#### [ACTIVITY]
Write out every entry word for word.

= Beginning of Section =

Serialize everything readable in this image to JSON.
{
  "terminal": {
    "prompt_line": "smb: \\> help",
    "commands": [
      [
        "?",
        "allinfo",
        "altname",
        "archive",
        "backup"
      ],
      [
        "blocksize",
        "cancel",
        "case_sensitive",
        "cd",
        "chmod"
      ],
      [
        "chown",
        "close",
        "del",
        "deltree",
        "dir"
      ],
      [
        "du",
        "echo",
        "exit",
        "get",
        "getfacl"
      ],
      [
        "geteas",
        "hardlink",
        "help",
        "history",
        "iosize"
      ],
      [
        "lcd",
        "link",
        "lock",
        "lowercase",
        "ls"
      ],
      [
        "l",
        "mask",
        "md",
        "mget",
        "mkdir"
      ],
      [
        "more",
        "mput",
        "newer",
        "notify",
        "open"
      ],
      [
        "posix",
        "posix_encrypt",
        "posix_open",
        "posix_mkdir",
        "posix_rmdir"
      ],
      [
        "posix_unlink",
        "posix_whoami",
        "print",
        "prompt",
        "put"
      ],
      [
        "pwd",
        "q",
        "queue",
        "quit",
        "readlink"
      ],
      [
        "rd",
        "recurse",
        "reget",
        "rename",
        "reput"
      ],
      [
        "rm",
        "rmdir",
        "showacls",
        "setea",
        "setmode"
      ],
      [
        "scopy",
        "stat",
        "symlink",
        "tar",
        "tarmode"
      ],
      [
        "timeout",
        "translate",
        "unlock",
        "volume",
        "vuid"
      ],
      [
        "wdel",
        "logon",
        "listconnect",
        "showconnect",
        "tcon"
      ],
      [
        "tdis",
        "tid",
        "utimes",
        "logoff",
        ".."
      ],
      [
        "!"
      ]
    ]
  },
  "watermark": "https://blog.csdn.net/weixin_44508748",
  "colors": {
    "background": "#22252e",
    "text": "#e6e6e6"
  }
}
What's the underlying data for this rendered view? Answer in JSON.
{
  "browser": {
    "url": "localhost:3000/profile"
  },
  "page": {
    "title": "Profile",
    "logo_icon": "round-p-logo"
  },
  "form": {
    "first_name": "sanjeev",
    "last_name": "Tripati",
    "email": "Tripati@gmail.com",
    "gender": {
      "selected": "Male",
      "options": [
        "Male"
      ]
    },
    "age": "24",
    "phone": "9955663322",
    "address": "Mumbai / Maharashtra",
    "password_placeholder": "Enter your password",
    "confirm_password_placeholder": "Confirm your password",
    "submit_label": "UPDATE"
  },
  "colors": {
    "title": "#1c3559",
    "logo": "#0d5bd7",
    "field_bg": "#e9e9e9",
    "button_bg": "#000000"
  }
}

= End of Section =

#### [SOLUTION TO THIS EXERCISE]
Serialize everything readable in this image to JSON.
{
  "terminal": {
    "prompt_line": "smb: \\> help",
    "commands": [
      [
        "?",
        "allinfo",
        "altname",
        "archive",
        "backup"
      ],
      [
        "blocksize",
        "cancel",
        "case_sensitive",
        "cd",
        "chmod"
      ],
      [
        "chown",
        "close",
        "del",
        "deltree",
        "dir"
      ],
      [
        "du",
        "echo",
        "exit",
        "get",
        "getfacl"
      ],
      [
        "geteas",
        "hardlink",
        "help",
        "history",
        "iosize"
      ],
      [
        "lcd",
        "link",
        "lock",
        "lowercase",
        "ls"
      ],
      [
        "l",
        "mask",
        "md",
        "mget",
        "mkdir"
      ],
      [
        "more",
        "mput",
        "newer",
        "notify",
        "open"
      ],
      [
        "posix",
        "posix_encrypt",
        "posix_open",
        "posix_mkdir",
        "posix_rmdir"
      ],
      [
        "posix_unlink",
        "posix_whoami",
        "print",
        "prompt",
        "put"
      ],
      [
        "pwd",
        "q",
        "queue",
        "quit",
        "readlink"
      ],
      [
        "rd",
        "recurse",
        "reget",
        "rename",
        "reput"
      ],
      [
        "rm",
        "rmdir",
        "showacls",
        "setea",
        "setmode"
      ],
      [
        "scopy",
        "stat",
        "symlink",
        "tar",
        "tarmode"
      ],
      [
        "timeout",
        "translate",
        "unlock",
        "volume",
        "vuid"
      ],
      [
        "wdel",
        "logon",
        "listconnect",
        "showconnect",
        "tcon"
      ],
      [
        "tdis",
        "tid",
        "utimes",
        "logoff",
        ".."
      ],
      [
        "!"
      ]
    ]
  },
  "watermark": "https://blog.csdn.net/weixin_44508748",
  "colors": {
    "background": "#22252e",
    "text": "#e6e6e6"
  }
}
What's the underlying data for this rendered view? Answer in JSON.
{
  "browser": {
    "url": "localhost:3000/profile"
  },
  "page": {
    "title": "Profile",
    "logo_icon": "round-p-logo"
  },
  "form": {
    "first_name": "sanjeev",
    "last_name": "Tripati",
    "email": "Tripati@gmail.com",
    "gender": {
      "selected": "Male",
      "options": [
        "Male"
      ]
    },
    "age": "24",
    "phone": "9955663322",
    "address": "Mumbai / Maharashtra",
    "password_placeholder": "Enter your password",
    "confirm_password_placeholder": "Confirm your password",
    "submit_label": "UPDATE"
  },
  "colors": {
    "title": "#1c3559",
    "logo": "#0d5bd7",
    "field_bg": "#e9e9e9",
    "button_bg": "#000000"
  }
}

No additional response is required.